▶ _LISTED RECORDS_

□ □ □

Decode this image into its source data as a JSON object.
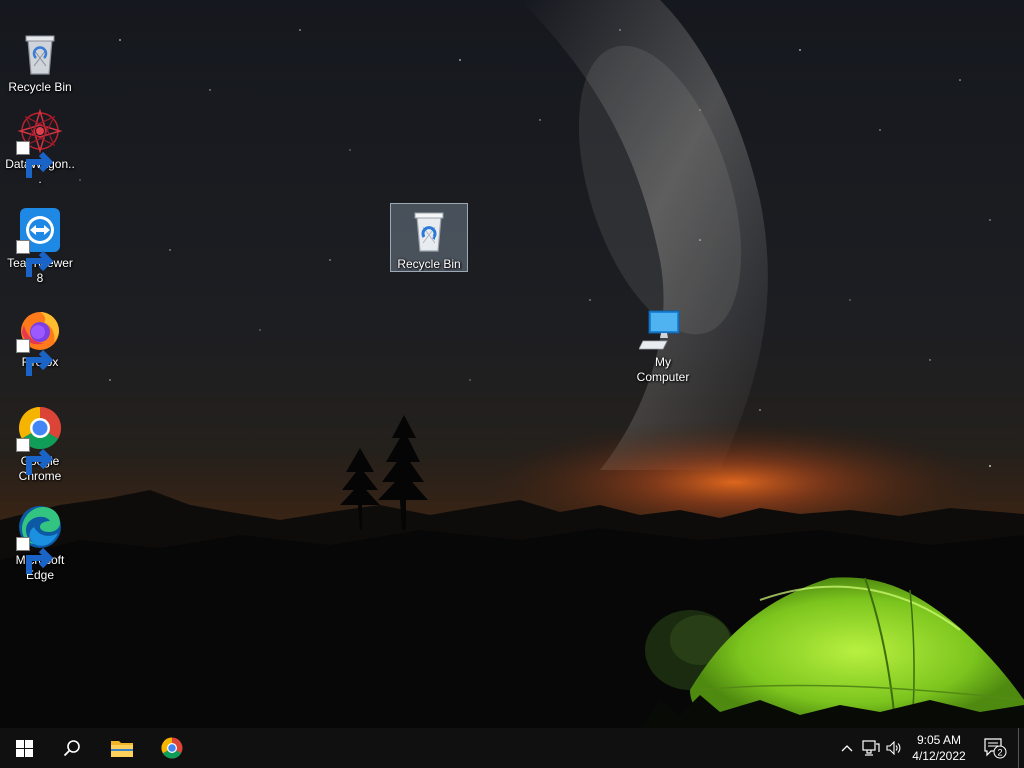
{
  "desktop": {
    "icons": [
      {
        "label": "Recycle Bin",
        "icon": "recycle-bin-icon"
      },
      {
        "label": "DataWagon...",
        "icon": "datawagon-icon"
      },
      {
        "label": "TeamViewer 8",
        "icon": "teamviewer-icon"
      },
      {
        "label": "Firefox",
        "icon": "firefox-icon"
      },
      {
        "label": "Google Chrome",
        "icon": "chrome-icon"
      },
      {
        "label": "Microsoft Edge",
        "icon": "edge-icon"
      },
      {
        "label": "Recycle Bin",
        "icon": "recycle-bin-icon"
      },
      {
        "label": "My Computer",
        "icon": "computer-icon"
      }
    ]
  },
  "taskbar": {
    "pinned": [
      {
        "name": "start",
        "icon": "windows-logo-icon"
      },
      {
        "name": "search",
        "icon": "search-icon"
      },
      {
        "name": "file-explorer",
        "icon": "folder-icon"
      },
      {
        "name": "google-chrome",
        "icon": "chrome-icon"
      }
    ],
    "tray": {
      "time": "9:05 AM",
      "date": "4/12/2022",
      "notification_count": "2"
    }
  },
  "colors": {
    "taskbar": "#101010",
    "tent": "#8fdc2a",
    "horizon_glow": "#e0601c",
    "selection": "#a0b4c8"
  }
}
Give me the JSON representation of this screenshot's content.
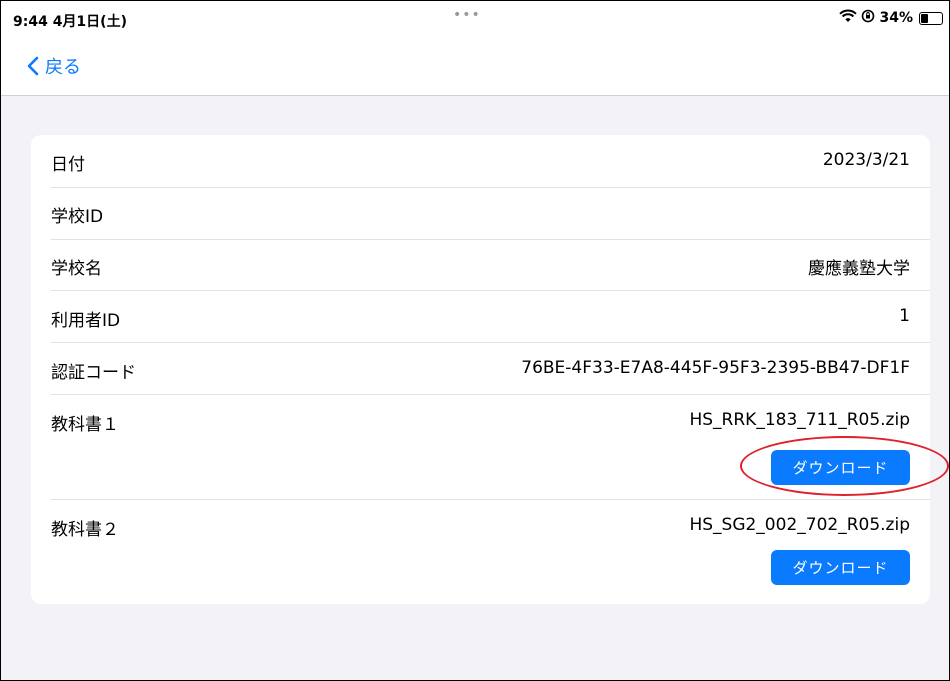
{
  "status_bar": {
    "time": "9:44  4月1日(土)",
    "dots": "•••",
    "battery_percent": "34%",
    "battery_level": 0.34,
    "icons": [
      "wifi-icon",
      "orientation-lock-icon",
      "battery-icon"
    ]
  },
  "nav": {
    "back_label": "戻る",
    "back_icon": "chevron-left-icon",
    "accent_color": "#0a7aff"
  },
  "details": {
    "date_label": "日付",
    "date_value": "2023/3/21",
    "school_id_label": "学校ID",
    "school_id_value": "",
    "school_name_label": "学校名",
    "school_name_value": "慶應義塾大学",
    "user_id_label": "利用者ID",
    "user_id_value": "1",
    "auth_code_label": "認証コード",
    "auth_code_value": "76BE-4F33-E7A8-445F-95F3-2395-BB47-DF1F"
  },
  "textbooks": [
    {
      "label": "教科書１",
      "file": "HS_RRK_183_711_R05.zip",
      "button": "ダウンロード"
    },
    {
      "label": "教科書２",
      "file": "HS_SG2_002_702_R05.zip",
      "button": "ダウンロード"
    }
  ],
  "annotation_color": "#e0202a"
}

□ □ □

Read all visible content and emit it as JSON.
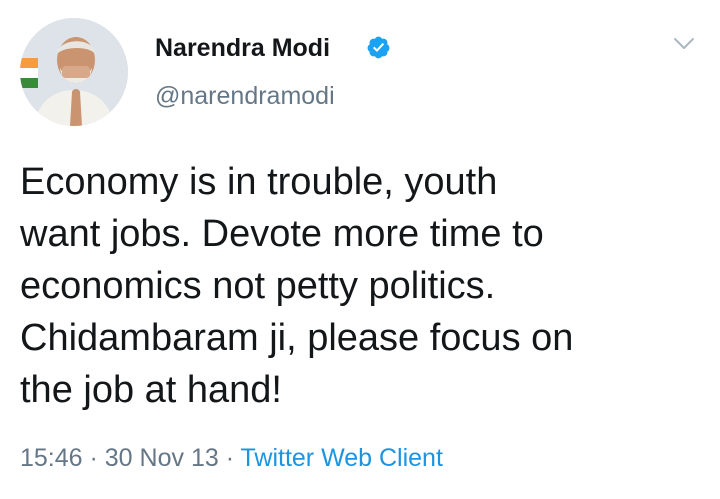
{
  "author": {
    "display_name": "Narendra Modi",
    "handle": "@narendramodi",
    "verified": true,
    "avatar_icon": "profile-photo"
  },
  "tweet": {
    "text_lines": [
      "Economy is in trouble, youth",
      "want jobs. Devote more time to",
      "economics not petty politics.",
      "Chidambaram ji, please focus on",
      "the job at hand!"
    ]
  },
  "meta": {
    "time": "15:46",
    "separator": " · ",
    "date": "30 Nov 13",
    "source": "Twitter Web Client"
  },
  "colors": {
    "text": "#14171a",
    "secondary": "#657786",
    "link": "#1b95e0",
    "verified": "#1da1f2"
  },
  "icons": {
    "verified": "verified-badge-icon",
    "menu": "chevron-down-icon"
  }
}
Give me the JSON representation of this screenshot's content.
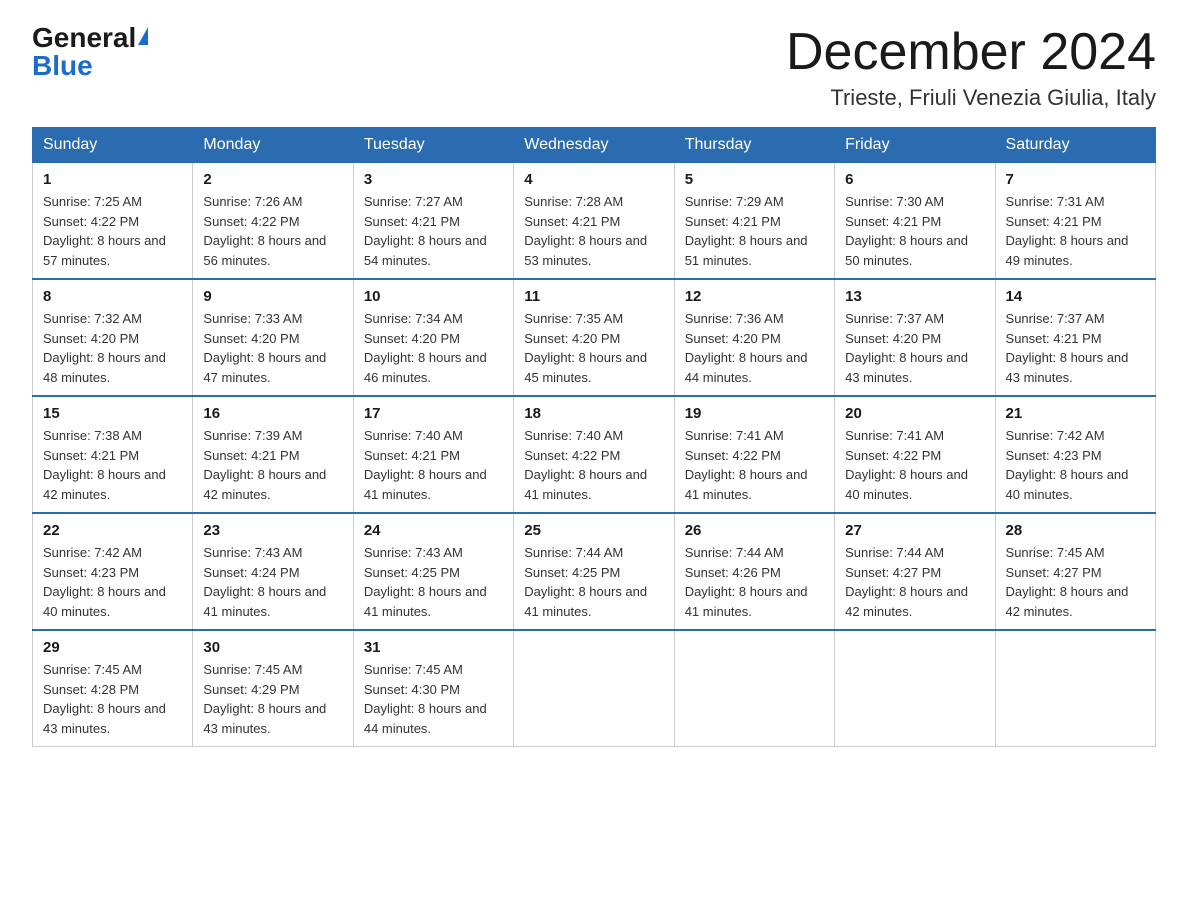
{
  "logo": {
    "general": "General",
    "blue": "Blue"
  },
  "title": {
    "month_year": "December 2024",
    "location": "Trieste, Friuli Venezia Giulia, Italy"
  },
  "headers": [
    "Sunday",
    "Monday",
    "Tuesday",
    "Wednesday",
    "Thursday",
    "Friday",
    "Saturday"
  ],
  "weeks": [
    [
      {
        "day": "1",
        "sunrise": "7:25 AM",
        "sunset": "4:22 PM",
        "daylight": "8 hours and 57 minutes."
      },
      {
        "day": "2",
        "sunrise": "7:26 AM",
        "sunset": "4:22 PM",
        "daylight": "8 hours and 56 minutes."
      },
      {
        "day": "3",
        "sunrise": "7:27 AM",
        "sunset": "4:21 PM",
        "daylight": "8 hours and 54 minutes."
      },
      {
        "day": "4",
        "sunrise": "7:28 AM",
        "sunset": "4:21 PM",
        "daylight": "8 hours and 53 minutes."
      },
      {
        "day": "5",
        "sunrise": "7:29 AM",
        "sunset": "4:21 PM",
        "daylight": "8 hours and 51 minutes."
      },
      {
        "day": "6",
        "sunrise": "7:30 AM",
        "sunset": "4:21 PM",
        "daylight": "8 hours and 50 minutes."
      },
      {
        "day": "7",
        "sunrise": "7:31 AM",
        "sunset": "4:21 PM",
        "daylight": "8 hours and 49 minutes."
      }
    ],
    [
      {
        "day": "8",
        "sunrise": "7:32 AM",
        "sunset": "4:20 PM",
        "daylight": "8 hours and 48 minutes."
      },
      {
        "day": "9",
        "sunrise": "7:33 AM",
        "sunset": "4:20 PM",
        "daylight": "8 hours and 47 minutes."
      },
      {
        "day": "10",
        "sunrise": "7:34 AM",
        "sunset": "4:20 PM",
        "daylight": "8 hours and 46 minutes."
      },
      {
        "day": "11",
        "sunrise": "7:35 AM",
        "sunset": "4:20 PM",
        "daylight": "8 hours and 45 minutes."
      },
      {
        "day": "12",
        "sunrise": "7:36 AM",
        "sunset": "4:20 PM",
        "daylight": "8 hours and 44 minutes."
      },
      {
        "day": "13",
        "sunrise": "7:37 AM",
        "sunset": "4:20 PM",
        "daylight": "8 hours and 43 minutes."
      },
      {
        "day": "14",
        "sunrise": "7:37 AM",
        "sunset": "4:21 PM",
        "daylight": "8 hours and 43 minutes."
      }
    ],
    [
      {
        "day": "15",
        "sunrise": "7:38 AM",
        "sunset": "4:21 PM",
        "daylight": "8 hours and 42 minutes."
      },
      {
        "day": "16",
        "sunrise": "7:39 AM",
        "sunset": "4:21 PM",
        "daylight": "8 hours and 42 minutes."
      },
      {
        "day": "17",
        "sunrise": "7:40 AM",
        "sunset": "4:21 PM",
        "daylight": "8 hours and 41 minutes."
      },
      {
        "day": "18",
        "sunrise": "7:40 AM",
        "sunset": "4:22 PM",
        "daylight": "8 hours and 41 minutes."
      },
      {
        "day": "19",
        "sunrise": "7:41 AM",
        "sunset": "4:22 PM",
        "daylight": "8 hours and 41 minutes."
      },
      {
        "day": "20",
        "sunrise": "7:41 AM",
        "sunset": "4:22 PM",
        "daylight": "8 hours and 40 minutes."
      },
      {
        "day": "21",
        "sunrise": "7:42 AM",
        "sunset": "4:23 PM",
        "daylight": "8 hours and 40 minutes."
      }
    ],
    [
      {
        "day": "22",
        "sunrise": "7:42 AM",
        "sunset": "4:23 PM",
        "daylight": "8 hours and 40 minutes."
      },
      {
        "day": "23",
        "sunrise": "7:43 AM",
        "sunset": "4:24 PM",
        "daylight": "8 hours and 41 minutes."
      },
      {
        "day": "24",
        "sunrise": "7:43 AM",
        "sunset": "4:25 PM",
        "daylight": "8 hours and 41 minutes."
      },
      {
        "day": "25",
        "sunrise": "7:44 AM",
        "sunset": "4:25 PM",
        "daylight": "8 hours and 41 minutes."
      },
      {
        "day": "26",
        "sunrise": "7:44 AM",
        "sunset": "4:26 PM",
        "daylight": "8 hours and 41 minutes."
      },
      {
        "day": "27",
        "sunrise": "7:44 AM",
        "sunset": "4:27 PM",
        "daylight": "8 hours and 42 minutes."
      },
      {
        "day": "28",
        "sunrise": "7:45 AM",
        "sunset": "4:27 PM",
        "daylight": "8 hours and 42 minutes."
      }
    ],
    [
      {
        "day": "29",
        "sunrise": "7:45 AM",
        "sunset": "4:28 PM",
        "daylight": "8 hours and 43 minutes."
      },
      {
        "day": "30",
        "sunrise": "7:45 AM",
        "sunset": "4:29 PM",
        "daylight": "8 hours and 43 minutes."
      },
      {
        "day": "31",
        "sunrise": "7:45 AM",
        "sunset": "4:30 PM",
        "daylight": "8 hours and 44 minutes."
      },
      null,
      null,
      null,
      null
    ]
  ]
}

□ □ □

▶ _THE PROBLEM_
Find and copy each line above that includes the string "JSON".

▶ _RESPONSE_
Decode this image into its source data as a JSON object.
Give me the JSON representation of this screenshot's content.
Read all visible content and emit it as JSON.
Give me the JSON representation of this screenshot's content.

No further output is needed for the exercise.